## Exercise goal
From the listing below, copy each line where "icon" occurs.

## Data for this exercise
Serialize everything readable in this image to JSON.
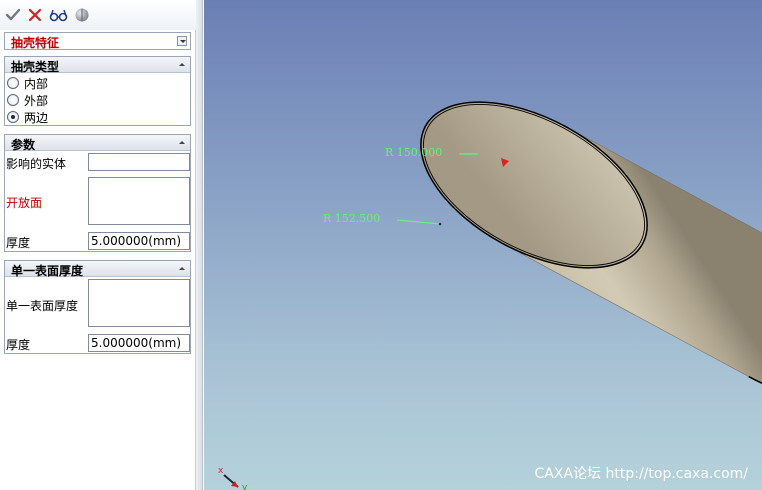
{
  "toolbar": {
    "buttons": [
      {
        "icon": "check-icon",
        "color": "#6b7a87"
      },
      {
        "icon": "close-icon",
        "color": "#cc2222"
      },
      {
        "icon": "preview-glasses-icon",
        "color": "#1e3c8a"
      },
      {
        "icon": "shade-sphere-icon",
        "color": "#8a8f99"
      }
    ]
  },
  "feature": {
    "title": "抽壳特征"
  },
  "shell_type": {
    "header": "抽壳类型",
    "options": [
      {
        "label": "内部",
        "selected": false
      },
      {
        "label": "外部",
        "selected": false
      },
      {
        "label": "两边",
        "selected": true
      }
    ]
  },
  "params": {
    "header": "参数",
    "affected_label": "影响的实体",
    "affected_value": "",
    "open_face_label": "开放面",
    "open_face_value": "",
    "thickness_label": "厚度",
    "thickness_value": "5.000000(mm)"
  },
  "single_surface": {
    "header": "单一表面厚度",
    "surface_label": "单一表面厚度",
    "surface_value": "",
    "thickness_label": "厚度",
    "thickness_value": "5.000000(mm)"
  },
  "viewport": {
    "dimensions": [
      {
        "text": "R 150.000"
      },
      {
        "text": "R 152.500"
      }
    ],
    "axis_x_label": "x",
    "axis_y_label": "y",
    "watermark": "CAXA论坛 http://top.caxa.com/",
    "colors": {
      "dimension_text": "#6bf07a",
      "open_face_label": "#c00000",
      "feature_title": "#c00000"
    }
  }
}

## Exercise output
        "icon": "check-icon",
        "icon": "close-icon",
        "icon": "preview-glasses-icon",
        "icon": "shade-sphere-icon",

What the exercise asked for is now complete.